This plane is Painted in basic Camouflaged pattern. Depending on the options desired by the customer, minor assembling is required. Painting of the model is done individually by hand, so camouflaged pattern will be different from model to model.
This model is a 9 parts model, containing one fuselage, one nose cone, one tail section, one cockpit interior, one closed door, one opened door, one seating platform and two pilot figures.
This basic version is painted with no specific markings. Customer will require to purchase their own decals or paint on their own desired markings.
This model is made with ABS-L using 3D printing.
Click here to learn more about ABS-L material.
This model provides options for building variations to fit different wargame or diorama scenarios.
*Can be assembled with or with out pilots:
*Nose assembly can be separated:
*Fuselage side door can be assembled as closed or opened to form a boarding ramp with optional parts (Due to technical issue, this model although featured a separated nose, did not provide an opening on the fuselage immediately behind the nose.) :

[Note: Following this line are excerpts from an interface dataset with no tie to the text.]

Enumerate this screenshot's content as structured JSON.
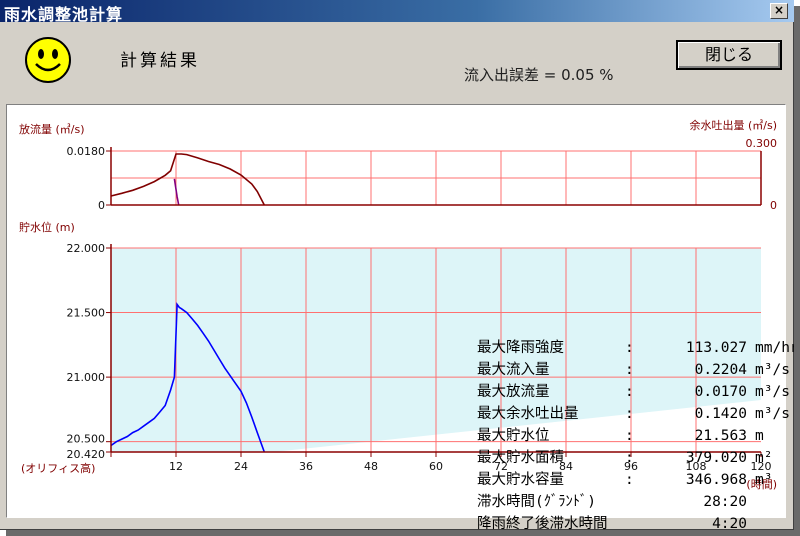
{
  "window": {
    "title": "雨水調整池計算",
    "close_glyph": "×"
  },
  "header": {
    "result_label": "計算結果",
    "close_button": "閉じる",
    "error_text": "流入出誤差 = 0.05 %"
  },
  "stats": [
    {
      "label": "最大降雨強度",
      "colon": ":",
      "value": "113.027",
      "unit": "mm/hr"
    },
    {
      "label": "最大流入量",
      "colon": ":",
      "value": "0.2204",
      "unit": "m³/s"
    },
    {
      "label": "最大放流量",
      "colon": ":",
      "value": "0.0170",
      "unit": "m³/s"
    },
    {
      "label": "最大余水吐出量",
      "colon": ":",
      "value": "0.1420",
      "unit": "m³/s"
    },
    {
      "label": "最大貯水位",
      "colon": ":",
      "value": "21.563",
      "unit": "m"
    },
    {
      "label": "最大貯水面積",
      "colon": ":",
      "value": "379.020",
      "unit": "m²"
    },
    {
      "label": "最大貯水容量",
      "colon": ":",
      "value": "346.968",
      "unit": "m³"
    },
    {
      "label": "滞水時間(ｸﾞﾗﾝﾄﾞ)",
      "colon": "",
      "value": "28:20",
      "unit": ""
    },
    {
      "label": "降雨終了後滞水時間",
      "colon": "",
      "value": "4:20",
      "unit": ""
    }
  ],
  "chart_data": [
    {
      "type": "line",
      "ylabel": "放流量 (㎥/s)",
      "y2label": "余水吐出量 (㎥/s)",
      "ylim": [
        0,
        0.018
      ],
      "y2lim": [
        0,
        0.3
      ],
      "yticks": [
        "0.0180",
        "0"
      ],
      "y2ticks": [
        "0.300",
        "0"
      ],
      "xlim": [
        0,
        120
      ],
      "grid": true,
      "series": [
        {
          "color": "#800000",
          "x": [
            0,
            2,
            4,
            6,
            8,
            10,
            11,
            12,
            13,
            14,
            16,
            18,
            20,
            22,
            24,
            26,
            27,
            28.3
          ],
          "y": [
            0.003,
            0.0039,
            0.0049,
            0.0062,
            0.0078,
            0.0099,
            0.0114,
            0.017,
            0.017,
            0.0168,
            0.0157,
            0.0145,
            0.0135,
            0.012,
            0.01,
            0.007,
            0.0045,
            0.0
          ]
        },
        {
          "color": "#800080",
          "x": [
            11.7,
            12.2,
            12.5
          ],
          "y": [
            0.0087,
            0.0028,
            0.0
          ]
        }
      ]
    },
    {
      "type": "line",
      "ylabel": "貯水位 (m)",
      "xlabel": "(時間)",
      "x0label": "(オリフィス高)",
      "ylim": [
        20.42,
        22.0
      ],
      "yticks": [
        "22.000",
        "21.500",
        "21.000",
        "20.500",
        "20.420"
      ],
      "xticks": [
        "12",
        "24",
        "36",
        "48",
        "60",
        "72",
        "84",
        "96",
        "108",
        "120"
      ],
      "xlim": [
        0,
        120
      ],
      "grid": true,
      "series": [
        {
          "color": "#0000ff",
          "x": [
            0,
            1,
            2,
            3,
            4,
            5,
            6,
            7,
            8,
            9,
            10,
            11,
            11.7,
            12.2,
            12.6,
            13,
            14,
            15,
            16,
            17,
            18,
            19,
            20,
            21,
            22,
            23,
            24,
            25,
            26,
            27,
            28.3
          ],
          "y": [
            20.47,
            20.5,
            20.52,
            20.54,
            20.57,
            20.59,
            20.62,
            20.65,
            20.68,
            20.73,
            20.78,
            20.9,
            21.0,
            21.563,
            21.54,
            21.53,
            21.5,
            21.45,
            21.4,
            21.34,
            21.28,
            21.21,
            21.14,
            21.07,
            21.01,
            20.95,
            20.89,
            20.8,
            20.69,
            20.57,
            20.42
          ]
        }
      ]
    }
  ],
  "colors": {
    "axis": "#8b0000",
    "grid": "#ff7070",
    "storage_fill": "#ddf5f8",
    "outflow_line": "#800000",
    "spill_line": "#800080",
    "level_line": "#0000ff",
    "titlebar": "#0a246a"
  },
  "icons": [
    "smiley-icon",
    "close-icon"
  ]
}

*Seating platform can be separated. The assembled model is tail heavy. Weights will be required to hold the nose wheel down. The seating platform is a convenient way to slide in some weights:
*Tail section can be separated to allow quick off loading of troop or equipment as in the real plane:
After seeing the success of German glider landings during the early stage of WWII, The British Air Ministry issued a specification for a glider to the company Airspeed. The horsa was developed. Mark I has a port side door-ramp and could carry 28 fully armed soldiers. Mark II the improved version had a hinged nose for direct loading of vehicles and guns. Tail section can also dropped off after landing for quick exit of troops and equipment.
The Horsa was first used in an unsuccessful attack on German Heavy Water Plant at Rjukan, Norway in November 1942. Its major use started from the invasion of Sicily in July 1943, followed by D-Day, invasion of Southern France, Arnhem in 1944 and in the Rhine Crossing in March 1945.